**What you should do**
Could you return the data that follows exactly, minus the images?
BEGIN Records supplied
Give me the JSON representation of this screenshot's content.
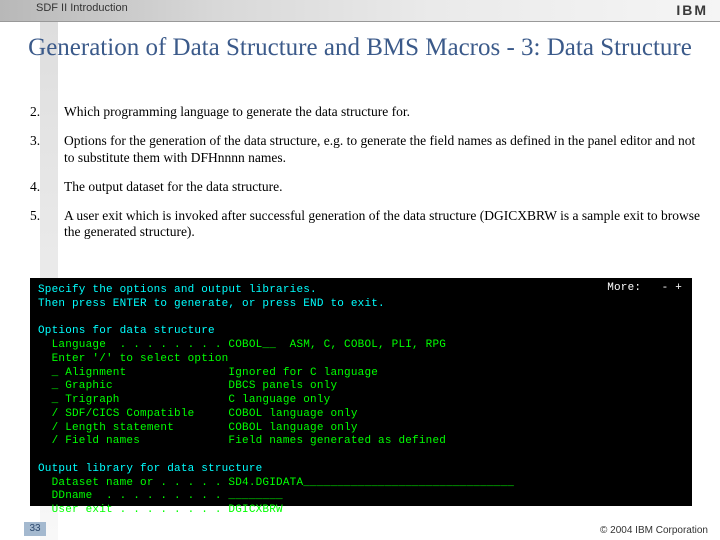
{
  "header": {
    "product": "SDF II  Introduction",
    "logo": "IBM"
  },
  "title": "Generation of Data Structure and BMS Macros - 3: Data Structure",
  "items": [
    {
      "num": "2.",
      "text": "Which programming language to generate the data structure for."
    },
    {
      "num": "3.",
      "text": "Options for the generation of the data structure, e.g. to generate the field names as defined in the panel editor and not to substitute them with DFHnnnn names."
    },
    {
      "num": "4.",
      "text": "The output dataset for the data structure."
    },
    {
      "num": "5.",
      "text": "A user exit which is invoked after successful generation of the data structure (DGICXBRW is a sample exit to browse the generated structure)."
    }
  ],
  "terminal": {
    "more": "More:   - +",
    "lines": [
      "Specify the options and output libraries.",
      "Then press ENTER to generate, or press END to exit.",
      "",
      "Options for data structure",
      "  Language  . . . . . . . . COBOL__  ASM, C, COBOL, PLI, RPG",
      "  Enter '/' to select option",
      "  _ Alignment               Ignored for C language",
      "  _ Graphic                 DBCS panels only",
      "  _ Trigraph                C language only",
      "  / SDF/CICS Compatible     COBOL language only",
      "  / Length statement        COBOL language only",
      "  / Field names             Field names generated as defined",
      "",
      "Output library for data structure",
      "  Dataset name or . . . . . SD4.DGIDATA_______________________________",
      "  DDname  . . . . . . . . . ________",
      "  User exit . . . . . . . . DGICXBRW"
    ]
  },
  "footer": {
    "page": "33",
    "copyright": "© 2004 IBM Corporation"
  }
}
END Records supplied
**Result of the task**
Give me the JSON representation of this screenshot's content.
{
  "header": {
    "product": "SDF II  Introduction",
    "logo": "IBM"
  },
  "title": "Generation of Data Structure and BMS Macros - 3: Data Structure",
  "items": [
    {
      "num": "2.",
      "text": "Which programming language to generate the data structure for."
    },
    {
      "num": "3.",
      "text": "Options for the generation of the data structure, e.g. to generate the field names as defined in the panel editor and not to substitute them with DFHnnnn names."
    },
    {
      "num": "4.",
      "text": "The output dataset for the data structure."
    },
    {
      "num": "5.",
      "text": "A user exit which is invoked after successful generation of the data structure (DGICXBRW is a sample exit to browse the generated structure)."
    }
  ],
  "terminal": {
    "more": "More:   - +",
    "lines": [
      "Specify the options and output libraries.",
      "Then press ENTER to generate, or press END to exit.",
      "",
      "Options for data structure",
      "  Language  . . . . . . . . COBOL__  ASM, C, COBOL, PLI, RPG",
      "  Enter '/' to select option",
      "  _ Alignment               Ignored for C language",
      "  _ Graphic                 DBCS panels only",
      "  _ Trigraph                C language only",
      "  / SDF/CICS Compatible     COBOL language only",
      "  / Length statement        COBOL language only",
      "  / Field names             Field names generated as defined",
      "",
      "Output library for data structure",
      "  Dataset name or . . . . . SD4.DGIDATA_______________________________",
      "  DDname  . . . . . . . . . ________",
      "  User exit . . . . . . . . DGICXBRW"
    ]
  },
  "footer": {
    "page": "33",
    "copyright": "© 2004 IBM Corporation"
  }
}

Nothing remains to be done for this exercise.